On a sweaty July day at Cape Canaveral in Florida, Buzz Aldrin and Neil Armstrong were gearing up ready to board Apollo 11 atop the Saturn V rocket. These two men were about to become the first men on the moon, a feat that would determine America as the technological super power of the world. The launch pad was teeming with energy, nerves, and hope for the future – July 16th 1969 would be a historical day.
Before the countdown, the Southern Christian Leadership Conference lead four mules and a farm wagon to the edge of the launch pad. This Poor People’s March was lead by Ralph Abernathy, who marched carrying a sign that reads “$12 a day to feed an astronaut. We could feed a starving child for $8.” Abernathy’s position was simple: why did America focus over 25 billion dollars on the moon program, when that money could have been used to feed and cloth the 8 million Americans that lived in poverty? Abernathy wanted to lay bare the hypocrisy of a country that would rather prioritize the fantasy of its own power over the needs of its people, who were practically still pushing a wagon. At the march he famously said:
“We may go on from this day to Mars and to Jupiter and even to the heavens beyond, but as long as racism, poverty and hunger and war prevail on the Earth, we as a civilised nation have failed.” – Ralph Abernathy
While Abernathy and his supporters chanted and marched outside the gates, Thomas O Maine, the NASA Administrator at the time was organizing the launch. Aware of the situation outside of the gates, Maine invited Abernathy onto the launch site. The two shared a graceful exchange. Maine addressed Abernathy’s position by saying, “Poverty is such a great problem that it makes the Apollo program look like child’s play… If it were possible for us not to push that button and solve the problems you are talking about, we would not push that button.” In response Abernathy urged him to use NASA’s funding and technology to address poverty in America. Maine did not have a response, or a solution. Maine instead asked Reverend Abernathy to lead a prayer before the Astronauts lifted off. Teary eyed, Abernathy agreed.
The launch continued, and as the story goes Neil and Buzz became the first men to leave Earth and walk on the Moon.
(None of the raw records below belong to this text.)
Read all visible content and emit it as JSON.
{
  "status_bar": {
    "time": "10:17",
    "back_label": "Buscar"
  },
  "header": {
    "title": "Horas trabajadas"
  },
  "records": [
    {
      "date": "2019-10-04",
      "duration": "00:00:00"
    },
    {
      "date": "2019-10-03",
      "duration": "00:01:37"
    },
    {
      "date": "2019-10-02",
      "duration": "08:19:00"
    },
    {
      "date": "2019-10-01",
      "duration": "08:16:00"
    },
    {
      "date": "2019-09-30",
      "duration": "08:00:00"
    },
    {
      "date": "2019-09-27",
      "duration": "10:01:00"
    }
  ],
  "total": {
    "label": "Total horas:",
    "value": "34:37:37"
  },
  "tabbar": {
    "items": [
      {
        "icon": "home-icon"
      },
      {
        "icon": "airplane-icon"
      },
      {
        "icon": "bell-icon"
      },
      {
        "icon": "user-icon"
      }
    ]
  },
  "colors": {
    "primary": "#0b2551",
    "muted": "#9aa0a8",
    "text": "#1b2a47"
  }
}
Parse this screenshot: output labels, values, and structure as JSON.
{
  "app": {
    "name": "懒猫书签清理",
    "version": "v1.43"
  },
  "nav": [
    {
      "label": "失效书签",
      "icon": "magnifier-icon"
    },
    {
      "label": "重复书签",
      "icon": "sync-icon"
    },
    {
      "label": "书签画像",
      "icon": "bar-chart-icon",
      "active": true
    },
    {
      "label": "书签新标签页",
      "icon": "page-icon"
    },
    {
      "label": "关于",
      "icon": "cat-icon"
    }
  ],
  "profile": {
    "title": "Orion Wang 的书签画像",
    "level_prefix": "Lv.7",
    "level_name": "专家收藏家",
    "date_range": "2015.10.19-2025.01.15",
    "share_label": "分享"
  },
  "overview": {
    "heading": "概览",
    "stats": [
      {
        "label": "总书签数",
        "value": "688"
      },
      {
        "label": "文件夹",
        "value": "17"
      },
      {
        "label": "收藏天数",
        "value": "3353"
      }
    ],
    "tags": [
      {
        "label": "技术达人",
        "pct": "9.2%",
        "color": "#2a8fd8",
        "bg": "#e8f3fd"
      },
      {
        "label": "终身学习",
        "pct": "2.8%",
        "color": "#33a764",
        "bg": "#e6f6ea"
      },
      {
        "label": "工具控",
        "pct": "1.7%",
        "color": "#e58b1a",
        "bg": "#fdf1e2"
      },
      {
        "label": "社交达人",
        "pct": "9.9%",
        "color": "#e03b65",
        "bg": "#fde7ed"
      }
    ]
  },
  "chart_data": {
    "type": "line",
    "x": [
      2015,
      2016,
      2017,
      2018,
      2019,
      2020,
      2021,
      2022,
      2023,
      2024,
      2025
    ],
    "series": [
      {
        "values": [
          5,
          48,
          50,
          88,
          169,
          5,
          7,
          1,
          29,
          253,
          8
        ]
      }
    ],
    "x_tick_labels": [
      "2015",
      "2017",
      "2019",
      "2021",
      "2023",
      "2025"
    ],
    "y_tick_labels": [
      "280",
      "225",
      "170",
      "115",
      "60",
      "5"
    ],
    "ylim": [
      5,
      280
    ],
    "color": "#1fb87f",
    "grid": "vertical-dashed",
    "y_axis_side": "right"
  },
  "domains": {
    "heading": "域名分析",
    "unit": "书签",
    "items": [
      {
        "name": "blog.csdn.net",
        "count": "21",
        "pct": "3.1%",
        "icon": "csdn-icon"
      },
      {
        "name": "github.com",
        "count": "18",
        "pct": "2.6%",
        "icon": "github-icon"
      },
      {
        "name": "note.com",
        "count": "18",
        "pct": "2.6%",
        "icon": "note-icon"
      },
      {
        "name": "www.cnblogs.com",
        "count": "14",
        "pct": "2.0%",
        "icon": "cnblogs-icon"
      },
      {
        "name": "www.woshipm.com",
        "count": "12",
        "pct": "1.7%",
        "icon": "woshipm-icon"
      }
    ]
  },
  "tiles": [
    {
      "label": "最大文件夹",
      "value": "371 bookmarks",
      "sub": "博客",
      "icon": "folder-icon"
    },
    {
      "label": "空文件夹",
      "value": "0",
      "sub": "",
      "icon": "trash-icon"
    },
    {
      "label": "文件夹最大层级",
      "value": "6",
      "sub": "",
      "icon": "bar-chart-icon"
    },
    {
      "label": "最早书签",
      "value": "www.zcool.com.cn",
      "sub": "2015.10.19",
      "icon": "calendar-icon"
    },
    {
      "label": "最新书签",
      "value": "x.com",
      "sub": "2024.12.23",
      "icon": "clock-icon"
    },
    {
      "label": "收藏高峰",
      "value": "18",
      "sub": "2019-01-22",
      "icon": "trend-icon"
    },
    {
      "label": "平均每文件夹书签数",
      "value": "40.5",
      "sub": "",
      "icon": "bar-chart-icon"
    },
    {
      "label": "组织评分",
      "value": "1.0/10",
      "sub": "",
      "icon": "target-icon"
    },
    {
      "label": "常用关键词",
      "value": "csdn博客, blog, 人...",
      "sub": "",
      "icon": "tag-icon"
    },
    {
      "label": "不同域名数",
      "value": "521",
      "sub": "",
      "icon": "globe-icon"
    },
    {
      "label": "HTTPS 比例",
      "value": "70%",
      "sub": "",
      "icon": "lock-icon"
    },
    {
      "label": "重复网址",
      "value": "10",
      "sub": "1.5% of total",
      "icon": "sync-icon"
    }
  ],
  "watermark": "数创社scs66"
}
A few months later, Gil Scott Heron released a spoken word poem titled “Whitey On The Moon” just about summing up everyone’s real thoughts on the matter:
“Was all that money I made las’ year
(for Whitey on the moon?)
How come there ain’t no money here?
(Hm! Whitey’s on the moon)
Y’know I jus’ ’bout had my fill
(of Whitey on the moon)” – Gil Scott Heron
There is still a lot more to say, about progress both social and technological. This image of four mules and a rocket stays heavy on my mind. In 1969 the United States of America pooled all of its resources, knowledge, and technology into traveling to space. A feat that could have only been dreamed or imagined. Still today it stands as proof that what we dream can come to pass and change the world. However, it will always be easier to pursue technological progress, whether it’s flying cars, quantum computers, or cures for rare diseases. But social progress , dreams of equality, brotherhood and sisterhood require much more from us than just our technology and hard work. It will take sacrifice to bridge that divide, and bring all of us to a truly new world.